But I think the bigger issue at hand is that I feel like I’m missing something for the album. I’m not sure why I would be, because the pieces are collected into bins, the pictures are filed in boxes, there is nothing else to sort or go through.
Then again where are those pictures of her baby shower? Why do I have them in our family albums, but no copies to put in my daughter’s baby album? Where is that lock of hair I’m sure I saved from her first haircut and did I take a picture of that day?
Maybe my unease is simply because I don’t have a lot of memory of either of my daughters’ early years. The memories usually come on the wave of other things that happen in our lives. I often have déjà vu moments triggered by their more adult actions; comparisons to how their grown up selves compare to the toddlers they were.

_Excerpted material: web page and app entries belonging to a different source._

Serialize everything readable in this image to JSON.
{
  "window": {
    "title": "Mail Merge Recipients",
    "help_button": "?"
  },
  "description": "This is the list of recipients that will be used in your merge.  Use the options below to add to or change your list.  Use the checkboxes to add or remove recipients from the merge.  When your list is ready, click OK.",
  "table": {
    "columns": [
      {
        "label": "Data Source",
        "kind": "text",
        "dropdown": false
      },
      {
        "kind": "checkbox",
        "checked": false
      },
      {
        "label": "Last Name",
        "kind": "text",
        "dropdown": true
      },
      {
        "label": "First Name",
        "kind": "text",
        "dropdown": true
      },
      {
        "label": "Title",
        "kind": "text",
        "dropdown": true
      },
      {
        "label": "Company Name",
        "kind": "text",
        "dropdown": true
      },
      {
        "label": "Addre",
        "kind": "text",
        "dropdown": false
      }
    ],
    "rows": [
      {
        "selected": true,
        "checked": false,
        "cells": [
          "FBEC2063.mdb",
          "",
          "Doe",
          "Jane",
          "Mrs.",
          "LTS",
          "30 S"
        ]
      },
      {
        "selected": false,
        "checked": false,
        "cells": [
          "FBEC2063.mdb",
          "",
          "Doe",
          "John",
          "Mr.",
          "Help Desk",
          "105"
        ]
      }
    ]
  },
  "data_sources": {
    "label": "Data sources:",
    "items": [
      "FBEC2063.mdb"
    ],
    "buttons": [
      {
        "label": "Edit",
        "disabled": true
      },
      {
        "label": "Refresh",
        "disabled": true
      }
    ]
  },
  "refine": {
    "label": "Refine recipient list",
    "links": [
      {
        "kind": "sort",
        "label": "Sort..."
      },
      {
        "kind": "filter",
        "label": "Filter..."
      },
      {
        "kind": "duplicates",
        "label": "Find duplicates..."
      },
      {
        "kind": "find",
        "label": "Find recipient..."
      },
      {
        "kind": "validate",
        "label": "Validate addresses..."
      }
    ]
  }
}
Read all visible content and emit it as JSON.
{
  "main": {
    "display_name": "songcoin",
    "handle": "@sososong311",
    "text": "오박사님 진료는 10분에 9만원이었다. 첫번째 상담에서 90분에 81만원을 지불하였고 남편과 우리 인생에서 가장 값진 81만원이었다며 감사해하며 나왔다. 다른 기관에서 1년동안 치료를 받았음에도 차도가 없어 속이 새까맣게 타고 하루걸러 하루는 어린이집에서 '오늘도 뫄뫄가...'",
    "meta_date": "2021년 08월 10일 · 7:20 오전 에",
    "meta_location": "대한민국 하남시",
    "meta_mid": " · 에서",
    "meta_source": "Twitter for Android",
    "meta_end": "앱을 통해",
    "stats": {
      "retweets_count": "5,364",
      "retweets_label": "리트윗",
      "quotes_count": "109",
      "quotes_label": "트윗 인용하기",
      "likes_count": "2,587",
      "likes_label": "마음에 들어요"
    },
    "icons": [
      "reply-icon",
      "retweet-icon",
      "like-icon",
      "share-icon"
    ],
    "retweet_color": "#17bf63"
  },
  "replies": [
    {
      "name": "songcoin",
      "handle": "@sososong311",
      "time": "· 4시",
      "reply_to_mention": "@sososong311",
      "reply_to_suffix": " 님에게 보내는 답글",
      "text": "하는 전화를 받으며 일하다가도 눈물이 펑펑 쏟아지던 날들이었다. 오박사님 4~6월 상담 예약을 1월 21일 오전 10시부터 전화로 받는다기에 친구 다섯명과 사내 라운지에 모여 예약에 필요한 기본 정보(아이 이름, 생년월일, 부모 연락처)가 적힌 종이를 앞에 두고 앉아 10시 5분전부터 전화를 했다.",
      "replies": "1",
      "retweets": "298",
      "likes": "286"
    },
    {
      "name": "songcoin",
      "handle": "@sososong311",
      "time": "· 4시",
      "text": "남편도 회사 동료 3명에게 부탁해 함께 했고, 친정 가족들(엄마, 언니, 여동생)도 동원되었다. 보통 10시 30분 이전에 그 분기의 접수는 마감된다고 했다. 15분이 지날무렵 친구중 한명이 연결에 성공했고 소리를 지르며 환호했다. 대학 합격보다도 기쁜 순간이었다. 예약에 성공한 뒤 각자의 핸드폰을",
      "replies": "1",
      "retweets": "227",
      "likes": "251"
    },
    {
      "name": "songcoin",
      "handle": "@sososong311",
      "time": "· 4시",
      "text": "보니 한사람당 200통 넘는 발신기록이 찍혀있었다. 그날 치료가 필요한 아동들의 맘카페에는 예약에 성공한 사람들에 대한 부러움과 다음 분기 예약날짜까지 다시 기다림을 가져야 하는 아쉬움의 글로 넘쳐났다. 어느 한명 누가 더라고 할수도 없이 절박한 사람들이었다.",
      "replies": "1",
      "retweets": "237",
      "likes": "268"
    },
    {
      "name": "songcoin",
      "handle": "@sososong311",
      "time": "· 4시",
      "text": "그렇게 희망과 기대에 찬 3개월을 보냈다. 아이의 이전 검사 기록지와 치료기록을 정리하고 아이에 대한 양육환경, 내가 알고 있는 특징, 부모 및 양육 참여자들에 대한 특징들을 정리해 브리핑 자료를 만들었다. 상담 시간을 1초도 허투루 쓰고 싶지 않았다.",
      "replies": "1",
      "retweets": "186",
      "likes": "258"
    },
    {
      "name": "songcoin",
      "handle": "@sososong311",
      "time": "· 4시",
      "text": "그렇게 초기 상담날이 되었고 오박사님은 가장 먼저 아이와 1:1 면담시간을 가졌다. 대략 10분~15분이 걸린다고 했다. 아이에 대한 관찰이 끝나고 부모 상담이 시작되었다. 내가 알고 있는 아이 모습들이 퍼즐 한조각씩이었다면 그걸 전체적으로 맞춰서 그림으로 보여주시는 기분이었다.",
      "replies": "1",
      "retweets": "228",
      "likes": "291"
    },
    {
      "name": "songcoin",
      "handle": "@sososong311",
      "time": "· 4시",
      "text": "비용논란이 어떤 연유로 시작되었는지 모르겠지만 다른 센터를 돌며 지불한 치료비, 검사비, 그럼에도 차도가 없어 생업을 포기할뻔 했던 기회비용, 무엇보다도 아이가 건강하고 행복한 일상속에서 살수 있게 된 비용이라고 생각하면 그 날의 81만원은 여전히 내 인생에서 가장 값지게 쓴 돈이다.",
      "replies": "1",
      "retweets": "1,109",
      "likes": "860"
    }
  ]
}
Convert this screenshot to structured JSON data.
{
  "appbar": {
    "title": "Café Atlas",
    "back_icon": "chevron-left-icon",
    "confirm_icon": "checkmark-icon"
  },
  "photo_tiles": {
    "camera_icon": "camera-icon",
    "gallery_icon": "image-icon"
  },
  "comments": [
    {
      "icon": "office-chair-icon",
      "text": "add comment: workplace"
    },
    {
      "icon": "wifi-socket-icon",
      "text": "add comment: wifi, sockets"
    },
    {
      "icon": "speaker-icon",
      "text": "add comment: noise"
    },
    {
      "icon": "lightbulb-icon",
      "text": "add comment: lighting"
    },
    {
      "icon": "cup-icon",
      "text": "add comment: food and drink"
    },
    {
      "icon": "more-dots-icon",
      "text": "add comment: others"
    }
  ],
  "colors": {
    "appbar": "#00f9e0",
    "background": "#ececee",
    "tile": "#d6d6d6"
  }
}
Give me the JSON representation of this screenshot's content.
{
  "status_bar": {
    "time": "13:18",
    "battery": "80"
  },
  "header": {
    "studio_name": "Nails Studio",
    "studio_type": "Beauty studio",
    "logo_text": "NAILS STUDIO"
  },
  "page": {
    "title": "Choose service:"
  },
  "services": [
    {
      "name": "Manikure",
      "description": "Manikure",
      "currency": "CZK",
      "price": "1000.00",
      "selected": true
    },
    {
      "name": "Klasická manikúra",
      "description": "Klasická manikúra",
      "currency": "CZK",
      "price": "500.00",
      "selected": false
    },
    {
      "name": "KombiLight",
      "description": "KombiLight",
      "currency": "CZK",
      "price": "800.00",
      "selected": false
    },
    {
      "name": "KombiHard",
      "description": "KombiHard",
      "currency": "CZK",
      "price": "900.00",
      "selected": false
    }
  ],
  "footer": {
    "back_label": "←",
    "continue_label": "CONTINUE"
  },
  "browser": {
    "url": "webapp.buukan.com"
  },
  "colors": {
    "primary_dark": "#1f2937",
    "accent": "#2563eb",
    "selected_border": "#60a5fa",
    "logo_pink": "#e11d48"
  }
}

Those memories are what I write about, but I didn’t start consistently writing about my family until well into my daughter’s tween years, so I don’t have things I can necessarily go back and read from those early years.
Don’t even remind me I have a second child; a whole new set of anxieties pop up when I think of her. I’m not even sure if I wrote down her first word; does that mean I love her any less? I know it doesn’t, but I still feel like a bad mom..
In my oldest daughter’s first year of preschool, she made one of those decorative plates for a Mother’s Day present. It’s a picture of me. You can make out the eyes, nose and mouth, but aside from that it’s just a chaotic disorder of colored scribbles. That about sums up the way I felt in those early years. Dealing with this baby book makes me kind of feel like that picture again.
However, I know that once I finish that album, as when I finally finish my book, the second one will be easier. Unless I’m missing something.
Gretchen Leigh is a stay-at-home mom who lives in Covington. She is still wondering what she’s missing. You can also read more of her writing and